Deeper Conversations

Last February I introduced a new set of question cards I created called Comfort Zone Wheelies.  At the time, I had lead a few programs where the client has asked me to help the participants go below the surface level when asking questions of one another.  Asking deeper questions is a great way to help participants know one another on a different level.  Even groups that have known each other for a long time can always find new things they didn’t know about one another.  Then I paired this Icebreaker with the Comfort Zone Bullseye activity and it opened up the topics of perspective and empathy and enabled groups to go even deeper.  The feedback was phenomenal, and the depth of learning was vast.  Win!

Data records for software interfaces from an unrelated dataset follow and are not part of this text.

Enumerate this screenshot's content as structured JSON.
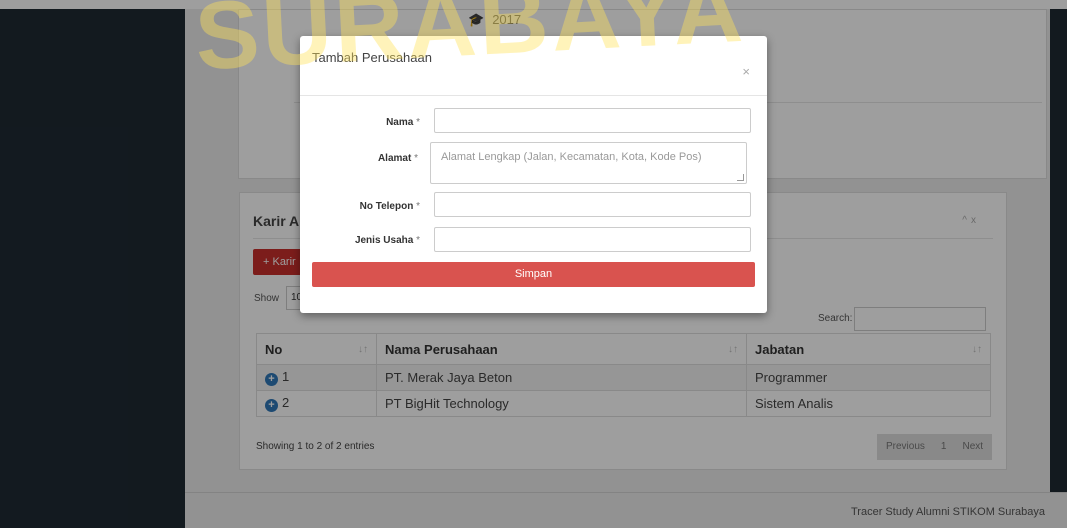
{
  "background": {
    "education_year": "2017",
    "karir_title": "Karir A",
    "karir_button": "+ Karir",
    "show_label": "Show",
    "show_value": "10",
    "search_label": "Search:",
    "table": {
      "headers": [
        "No",
        "Nama Perusahaan",
        "Jabatan"
      ],
      "rows": [
        {
          "no": "1",
          "perusahaan": "PT. Merak Jaya Beton",
          "jabatan": "Programmer"
        },
        {
          "no": "2",
          "perusahaan": "PT BigHit Technology",
          "jabatan": "Sistem Analis"
        }
      ]
    },
    "info": "Showing 1 to 2 of 2 entries",
    "pager": {
      "previous": "Previous",
      "current": "1",
      "next": "Next"
    },
    "footer": "Tracer Study Alumni STIKOM Surabaya"
  },
  "watermark": "SURABAYA",
  "modal": {
    "title": "Tambah Perusahaan",
    "close": "×",
    "fields": {
      "nama_label": "Nama",
      "alamat_label": "Alamat",
      "alamat_placeholder": "Alamat Lengkap (Jalan, Kecamatan, Kota, Kode Pos)",
      "telepon_label": "No Telepon",
      "jenis_label": "Jenis Usaha",
      "required_mark": "*"
    },
    "submit": "Simpan"
  },
  "colors": {
    "submit_button": "#d9534f",
    "karir_button": "#c9302c",
    "sidebar": "#1f2a33",
    "expand_icon": "#2f78b8"
  }
}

On Sunday evenings my family of four holds a ‘scrum’ meeting.  The term Scrum stems from rugby, (short for scrummage), and involves both teams with heads down packing into a huddle.  The corporate world has adopted this phrase,  and in basic terms it means a ‘game plan’.  You can find numerous articles for how to lead an effective Scrum Meeting for your team with a quick google search.  We adapted this phrase for our family scrum meeting, and is basically a ‘game plan’ for the week… who has assignments or projects due, what kind of workload my husband and I have, whether we are traveling, who needs a ride, whether we have visitors, etc, as well as an established time we connect as a family.  Towards the end of last semester when there were lots of assignments due and a few grades needed to be raised, you could tell that the boys were starting to dread the scrum meeting.  When conversations around capability vs effort, accountability and follow-through were more dominant, we didn’t always leave the scrum meeting on a high note.  For one meeting I decided we needed to start out with something a little more fun before we dug deeper into the harder conversations.  I broke out the Comfort Zone Wheelies as an icebreaker for our meeting.  In this deck, the questions are color coded by level of risk:  Green Questions – lower risk questions, Yellow Questions – medium risk questions, and Red Questions – higher risk questions.  I put them into three piles, and each of us started with a green question, then moved to yellow, then finished up with red.  I wasn’t really sure how it would go, but figured it was worth a try. 

What happened next was something I didn’t expect.  I’ve always been a very involved parent.  I feel like I know my kids very well and that our relationships are solid and deep.  That night we sat for an hour asking each other these questions, and I learned more about my kids and my husband in that hour than I had in years prior.  We now use them every week, and we have had more in-depth conversations in the last few months than we have had their entire lives.  I feel like I know them so much better now than I did before, but the reverse is true as well.  They also know me so much better as a person and a parent than they did before.  We’re having real conversations about tough stuff that does not naturally come up in normal conversation…  “Hey Dawson, want to hear about the time I struggled most in life?”  They now know examples of what is hard in life for me, when I made mistakes and what I would do differently if I could turn back time, what stretches me outside my comfort zone and how I’ve changed in the last five years.  Overall, these question cards have strengthened us as a family in ways I cannot describe.  

Here are a few examples to get you started:

Green Questions:

  • Who is your greatest hero?
  • Name your ideal car.
  • Where is one place you’d like to go that you haven’t been?
  • What’s one thing you wish you knew how to do?
  • What was your best birthday?

Yellow Questions:

  • When have you felt your biggest adrenaline rush?
  • What is one dream you have yet to accomplish?
  • What are three things you value most about a person?
  • If you could tell your former self one thing right now what would it be?
  • What’s the greatest risk you’ve ever taken?

Red Questions:

  • What was the worst phase of your life?
  • What is one thing that people misunderstand about you?
  • What is something a past relationship taught you?
  • What is the greatest struggle you have overcome?
  • Describe something that takes courage for you to do.

If you want to make a set of these cards on your own, use different colored index cards or write the questions with different colored pens.

I love it when I create a new tool that ends up being a huge gift back to myself.  If you have any kind of relationship where you would like to know the other person better, I would encourage you to pick up a set of these cards.  Here’s to having deeper conversations and strengthening connections!

Have fun out there,  ~ Michelle Cummings, Training Wheels.